December 15 at noon to be exact.
The Gildan New Mexico Bowl kicks off the bowl season, while the Famous Idaho Potato Bowl (is the trophy a spud?) follows at 3:30 p.m.
Then we are in for 33 bowls over the next the next 23 days.
Every bowl game will have a sponsor. Although I do have to give some props to the Cotton Bowl which is now the Heart of Dallas Bowl.
Heart of Dallas is a nonprofit that's all of 65 days old, formed with the intention of raising money that will be dispensed to the likes of MDHA and other local charities. And it will be a year-round entity with corporate support that happens to have a bowl game.
At least it's not self-serving.
I'm still shocked there is no Wal-Mart Bowl. If the state of Arkansas ever lands a bowl, you can bet that will be the name. Of course it would only be fitting that three-fourths of the concession stands would not have anyone working there and the express ticket lane would have an extended family of 50 waiting to walk through the gate.
I was actually wondering what Gildan was, and a quick look at their Web site informed me that the company sells T-shirts, sport shirts and fleece as undecorated blanks, which are subsequently decorated by screenprinters with designs and logos.
By the way, the New Mexico Bowl is New Mexico's only annually nationally televised sporting event.
The AdvoCare V100 Independence Bowl was established in 1976 and named the Independence Bowl because it debuted during the nation's Bicentennial year with McNeese State defeating Tulsa, 20-16. The attendance was 19,164.
Shreveport is the smallest market currently hosting a bowl game.
But Shreveport bowl officials have to be excited about having Louisiana-Monroe taking on Ohio (although ULM against Louisiana Tech would have put them through the roof).
Yes, Tech should be in a bowl game. The way deals are made or leaked beforehand, surely there had to be a way to find out what the likelihood of Tech playing in a bigger bowl would have been. It's unfortunate the Bulldogs will not be practicing any more. It's even more unfortunate we don't have ULM against Louisiana Tech.
That would have been great for north Louisiana, and a better bowl game than Northern Illinois against Florida State or Louisville against Florida.
There are 70 out of 124 teams that are eligible to fill one of the 62 open bowl slots this postseason.
There were 52 programs that were removed from contention, either with guaranteed losing records or due to NCAA violations. And don't think for a minute it's not about the money.
No conference lost money on bowls in the 2011-12 bowl season. The lowest net return was $1,066,190 to the Mountain West Conference, the highest was $30,826,027 to the SEC.
The five BCS games had a bowl payout of $192,004,432, with the 30 non-BCS games paying out $98,512,458. After expenses, intercollegiate football had a net revenue of $179,896,463.
Of course the teams prosper as well, not just in money.
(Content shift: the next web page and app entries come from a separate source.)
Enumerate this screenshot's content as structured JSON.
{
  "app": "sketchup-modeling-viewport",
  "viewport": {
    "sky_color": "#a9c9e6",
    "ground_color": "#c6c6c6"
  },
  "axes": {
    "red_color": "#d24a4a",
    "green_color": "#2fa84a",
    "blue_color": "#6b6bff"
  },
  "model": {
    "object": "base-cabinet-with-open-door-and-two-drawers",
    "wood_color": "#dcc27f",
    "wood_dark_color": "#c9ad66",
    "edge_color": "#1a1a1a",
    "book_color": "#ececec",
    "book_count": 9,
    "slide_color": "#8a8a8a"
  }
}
There are plenty of gifts for the players that go along with the invite, which is only right, considering they are the ones responsible for the school being there.
Hey, Mississippi State football coach Dan Mullen received a guitar last December at the Franklin American Mortgage Music City Bowl in Nashville.
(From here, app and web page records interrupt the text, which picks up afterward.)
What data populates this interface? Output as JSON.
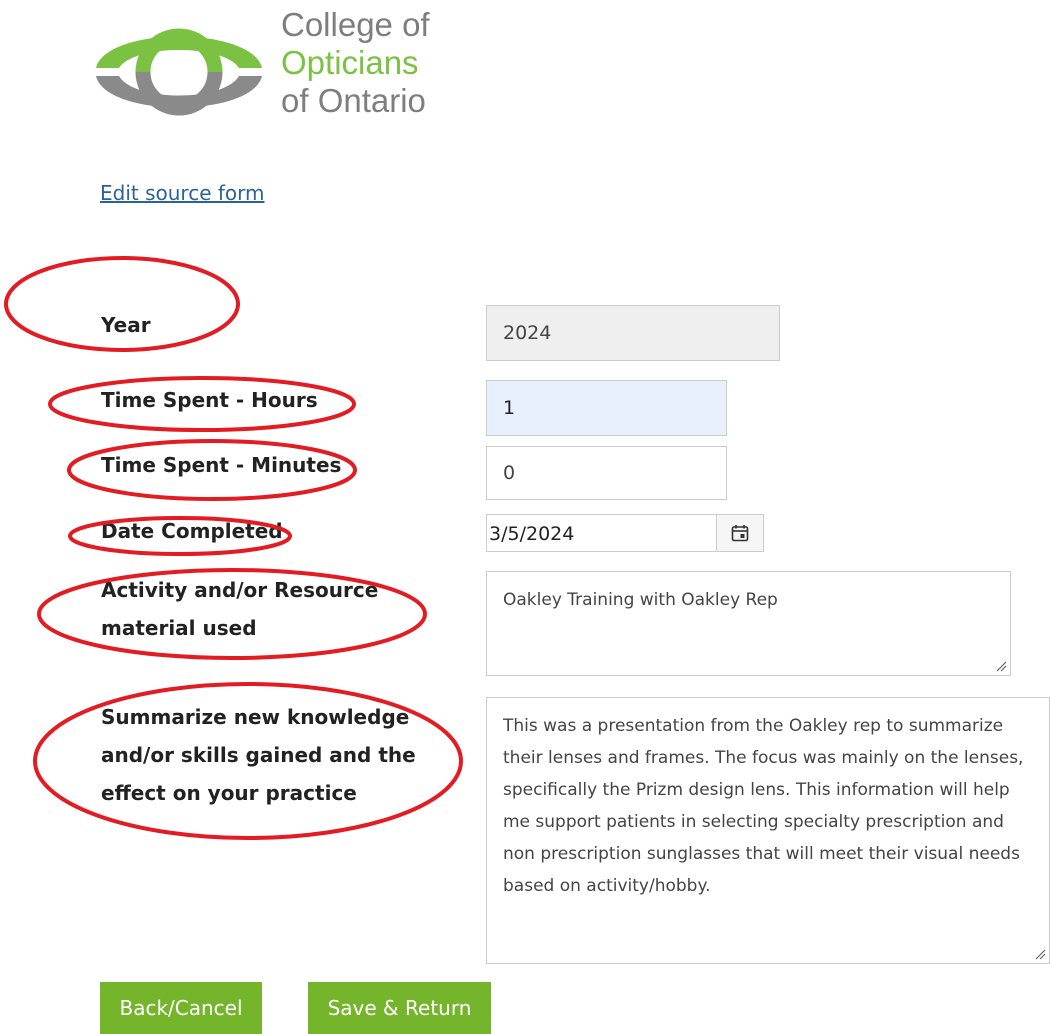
{
  "org": {
    "line1": "College of",
    "line2": "Opticians",
    "line3": "of Ontario"
  },
  "edit_link": "Edit source form",
  "form": {
    "year": {
      "label": "Year",
      "value": "2024"
    },
    "hours": {
      "label": "Time Spent - Hours",
      "value": "1"
    },
    "minutes": {
      "label": "Time Spent - Minutes",
      "value": "0"
    },
    "date": {
      "label": "Date Completed",
      "value": "3/5/2024"
    },
    "activity": {
      "label": "Activity and/or Resource material used",
      "value": "Oakley Training with Oakley Rep"
    },
    "summary": {
      "label": "Summarize new knowledge and/or skills gained and the effect on your practice",
      "value": "This was a presentation from the Oakley rep to summarize their lenses and frames. The focus was mainly on the lenses, specifically the Prizm design lens. This information will help me support patients in selecting specialty prescription and non prescription sunglasses that will meet their visual needs based on activity/hobby."
    }
  },
  "buttons": {
    "back": "Back/Cancel",
    "save": "Save & Return"
  },
  "colors": {
    "brand_green": "#75b52b",
    "logo_green": "#7cc242",
    "logo_gray": "#7e7e7e",
    "annotation_red": "#e31b23",
    "link_blue": "#2a6496"
  },
  "icons": [
    "logo-mark-icon",
    "calendar-icon",
    "resize-grip-icon"
  ]
}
OK, some of the bowls hit sour notes this year. But to keep it in perspective, there's this story.
Raycom Sports president and CEO Ken Haynes was scheduled to make the formal Charlotte, N.C., pitch for a bowl game (eventually the Belk Bowl) to the NCAA Bowl Certification Committee on Sept. 11, 2001 in Philadelphia. But just before that 10:45 a.m. scheduled meeting, the terrorist attacks on New York and Washington D.C. took place, and Haynes was the one that informed the group of athletic directors and NCAA staffers of the attacks.
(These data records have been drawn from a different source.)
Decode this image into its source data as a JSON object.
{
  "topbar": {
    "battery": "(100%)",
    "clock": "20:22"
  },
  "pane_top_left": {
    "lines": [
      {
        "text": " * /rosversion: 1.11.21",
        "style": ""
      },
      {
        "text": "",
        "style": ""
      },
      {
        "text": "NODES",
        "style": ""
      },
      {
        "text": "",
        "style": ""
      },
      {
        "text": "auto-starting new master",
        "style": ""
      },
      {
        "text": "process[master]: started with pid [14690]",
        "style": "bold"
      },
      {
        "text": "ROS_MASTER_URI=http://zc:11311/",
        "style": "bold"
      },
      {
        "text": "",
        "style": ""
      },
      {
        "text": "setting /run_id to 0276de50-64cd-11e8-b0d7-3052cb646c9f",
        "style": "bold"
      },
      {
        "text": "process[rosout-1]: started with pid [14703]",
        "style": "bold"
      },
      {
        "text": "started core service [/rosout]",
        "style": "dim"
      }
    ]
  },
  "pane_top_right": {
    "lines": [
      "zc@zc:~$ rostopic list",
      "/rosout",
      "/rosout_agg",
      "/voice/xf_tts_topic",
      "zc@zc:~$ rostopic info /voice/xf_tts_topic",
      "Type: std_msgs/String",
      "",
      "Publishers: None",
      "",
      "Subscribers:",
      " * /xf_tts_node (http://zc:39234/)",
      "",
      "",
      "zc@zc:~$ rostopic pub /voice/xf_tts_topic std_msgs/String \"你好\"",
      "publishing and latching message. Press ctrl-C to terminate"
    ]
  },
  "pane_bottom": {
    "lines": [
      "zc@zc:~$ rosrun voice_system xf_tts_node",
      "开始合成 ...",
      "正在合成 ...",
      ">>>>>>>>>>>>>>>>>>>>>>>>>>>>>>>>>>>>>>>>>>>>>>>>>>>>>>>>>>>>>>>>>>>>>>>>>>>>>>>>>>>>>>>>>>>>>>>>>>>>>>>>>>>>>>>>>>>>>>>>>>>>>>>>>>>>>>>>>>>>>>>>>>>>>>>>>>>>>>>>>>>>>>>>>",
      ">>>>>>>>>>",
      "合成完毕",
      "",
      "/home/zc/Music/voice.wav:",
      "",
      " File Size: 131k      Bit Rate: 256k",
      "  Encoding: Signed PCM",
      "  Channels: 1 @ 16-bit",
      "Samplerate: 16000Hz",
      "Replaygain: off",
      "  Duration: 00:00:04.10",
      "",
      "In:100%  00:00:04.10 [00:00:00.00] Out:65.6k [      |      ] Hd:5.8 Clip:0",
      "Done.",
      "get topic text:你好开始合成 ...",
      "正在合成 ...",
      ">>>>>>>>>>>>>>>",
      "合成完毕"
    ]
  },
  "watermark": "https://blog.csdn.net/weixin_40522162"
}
After a few brief comments, that meeting was cancelled, and it wasn't until May of the following year that he made what was a successful presentation. Bids to the first Belk Bowl were not extended until Sunday, Dec. 8 to Virginia and West Virgina. In one week, the game was sold out and 73,535 — still the second-largest in Belk Bowl history — was in attendance. The sellout is believed to be the fastest ever for a first-year bowl game.